I don’t know about you, but I can’t stop listening to “Hymn for the Weekend” on repeat.
However, before I had even listened to Chris Martin and Queen Bey meld their voices in a divine mesh of harmonies, I was reading about it on Tumblr.
Cultural Appreciation vs. Appropriation
The first thing I heard about the video was that it had some pretty rampant cultural appropriation. Since there have been a number of music videos and performances accused of cultural appropriation over the last few years, I wasn’t too surprised to hear about “Hymn for the Weekend” being added to the list.
The video quickly split viewers into two groups, those who considered it cultural appropriation, and those who appreciated the video’s focus on Indian culture. The clip below highlights a few of the key elements that have been discussed and criticized.
This discussion is tricky for a variety of reasons. For example, there is a time and place when a white person can wear Indian clothing and accessories without coming off as disrespectful. In some cases, it’s actually much more respectful to embrace local dress customs than to ignore them.
There are even music videos where diverse customs and styles have been featured without any backlash about appropriation.
This debate can also seem confusing when Indian fans, or fans with Indian heritage, don’t seem to be bothered by the video’s representation of their culture.
Posted in feminism, media, music, race, Uncategorized
Tagged American, backlash, Beyoncé, black, black woman, Bollywood, Coldplay, criticized, cultural appreciation, cultural appropriation, Culture, cultures, damsel, dark skinned Indian, discussion, diverse, ecotic, exotic, famous, fans, foreign, heritage, Hymn for the Weekend, Immigrants, India, Indian, Japanese, music video, mysterious, Nikita Redkar, other, people of colour, performance, Princess of China, race, respectful, responsibility, Rihanna, style, Trope, woman of colour, work
Environmental racism was one of the most surprising concepts I encountered during my undergrad. It had just never occurred to me that where and how we polluted our environment would be intentionally arranged to affect some racial communities more than others.
In the States there have been several famous instances of environmental racism.
After the Second World War, for example, Chicago kindly provided African American veterans the opportunity to live in a housing community built atop an abandoned landfill.
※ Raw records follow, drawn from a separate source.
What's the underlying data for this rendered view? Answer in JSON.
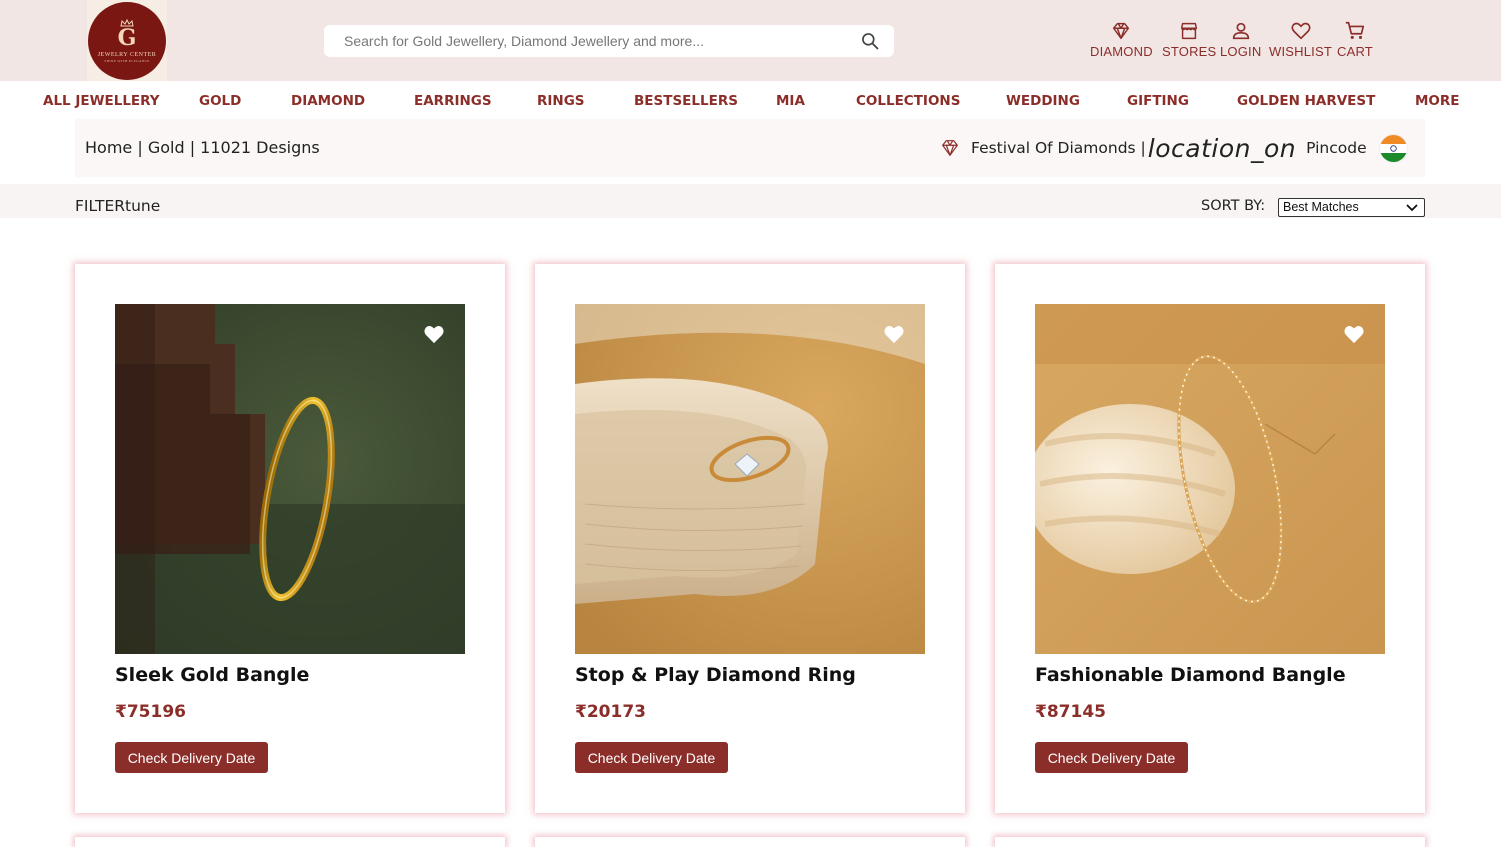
{
  "brand": {
    "logo_text": "JEWELRY CENTER",
    "logo_subtext": "SHINE WITH ELEGANCE",
    "logo_mono": "G"
  },
  "search": {
    "placeholder": "Search for Gold Jewellery, Diamond Jewellery and more..."
  },
  "header_nav": [
    {
      "label": "DIAMOND",
      "icon": "diamond-icon"
    },
    {
      "label": "STORES",
      "icon": "store-icon"
    },
    {
      "label": "LOGIN",
      "icon": "user-icon"
    },
    {
      "label": "WISHLIST",
      "icon": "heart-icon"
    },
    {
      "label": "CART",
      "icon": "cart-icon"
    }
  ],
  "category_nav": [
    "ALL JEWELLERY",
    "GOLD",
    "DIAMOND",
    "EARRINGS",
    "RINGS",
    "BESTSELLERS",
    "MIA",
    "COLLECTIONS",
    "WEDDING",
    "GIFTING",
    "GOLDEN HARVEST",
    "MORE"
  ],
  "breadcrumb": {
    "text": "Home | Gold | 11021 Designs"
  },
  "promo": {
    "festival": "Festival Of Diamonds |",
    "location_glyph": "location_on",
    "pincode": "Pincode"
  },
  "filter": {
    "label": "FILTERtune",
    "sort_label": "SORT BY:",
    "sort_value": "Best Matches"
  },
  "products": [
    {
      "title": "Sleek Gold Bangle",
      "price": "₹75196",
      "button": "Check Delivery Date"
    },
    {
      "title": "Stop & Play Diamond Ring",
      "price": "₹20173",
      "button": "Check Delivery Date"
    },
    {
      "title": "Fashionable Diamond Bangle",
      "price": "₹87145",
      "button": "Check Delivery Date"
    }
  ],
  "colors": {
    "accent": "#8b2e2a",
    "header_bg": "#f1e6e4",
    "logo_bg": "#7a1713"
  }
}
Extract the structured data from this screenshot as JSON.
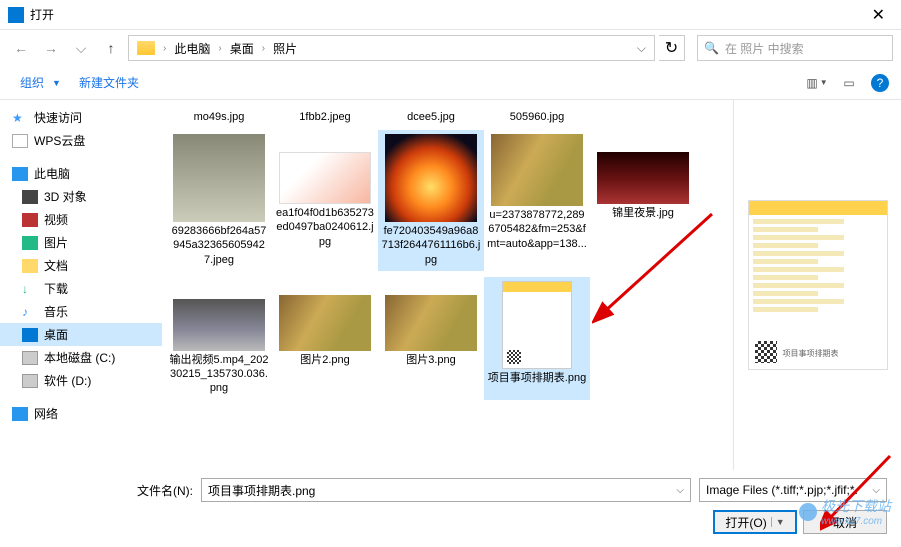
{
  "window": {
    "title": "打开"
  },
  "breadcrumb": {
    "root": "此电脑",
    "p1": "桌面",
    "p2": "照片"
  },
  "search": {
    "placeholder": "在 照片 中搜索"
  },
  "toolbar": {
    "organize": "组织",
    "new_folder": "新建文件夹"
  },
  "sidebar": {
    "quick": "快速访问",
    "wps": "WPS云盘",
    "pc": "此电脑",
    "d3d": "3D 对象",
    "video": "视频",
    "pic": "图片",
    "docs": "文档",
    "dl": "下载",
    "music": "音乐",
    "desk": "桌面",
    "diskc": "本地磁盘 (C:)",
    "diskd": "软件 (D:)",
    "net": "网络"
  },
  "row1": [
    "mo49s.jpg",
    "1fbb2.jpeg",
    "dcee5.jpg",
    "505960.jpg"
  ],
  "row2": [
    "69283666bf264a57945a323656059427.jpeg",
    "ea1f04f0d1b635273ed0497ba0240612.jpg",
    "fe720403549a96a8713f2644761116b6.jpg",
    "u=2373878772,2896705482&fm=253&fmt=auto&app=138...",
    "锦里夜景.jpg"
  ],
  "row3": [
    "输出视频5.mp4_20230215_135730.036.png",
    "图片2.png",
    "图片3.png",
    "项目事项排期表.png"
  ],
  "preview": {
    "caption": "项目事项排期表"
  },
  "footer": {
    "filename_label": "文件名(N):",
    "filename_value": "项目事项排期表.png",
    "filter": "Image Files (*.tiff;*.pjp;*.jfif;*.",
    "open": "打开(O)",
    "cancel": "取消"
  },
  "watermark": {
    "text": "极光下载站",
    "url": "www.xz7.com"
  }
}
After serving their country and surviving the war these veterans came home to Altgeld Gardens Homes, a community that would have significantly high cancer rates because of exposure to toxic chemicals.
Then, in the 1970s and 80s, there was the Warren County PBC Landfill case, when the state of North Carolina decided to bury soil that had been contaminated with toxic polychlorinated biphenyls in Warren Country, a community with primarily black residents and a much lower income rate than the rest of the state.
With the very likely possibility of their drinking water being contaminated by the toxic material, residents, civil rights groups, environmental leaders, and clergymen all joined together to protest the state’s decision…
…and then got arrested.
Posted in Canada, environmentalism, race
Tagged Aamjiwnaang First Nations, activists, African-American, Altgeld Gardens Homes, arrested, Athabasca Chipewyan First Nation (ACFN), boil tap water, Canada, cancer, care, chicago, civil rights, clean water, clergy, cloud makers, Compassion for Racial Justice, contaminated, contributing, D.C., deformed fish, drinking water, environmental justice, environmental racism, Environmentalist, facilities, first nations, Fort Chipewyan, George Bush hates black people, health issues, Hurricane Katrina, institutionalized racial segregation, issue, Justin Trudeau, L.A., liberals, low birht rate, oil sands, people of colour, pollution, Protest, racism, scholars, settler-Canadians, tar sands, toxins, Trudeau, United Church, Warren County PBC Landfill, waste facilities, WWII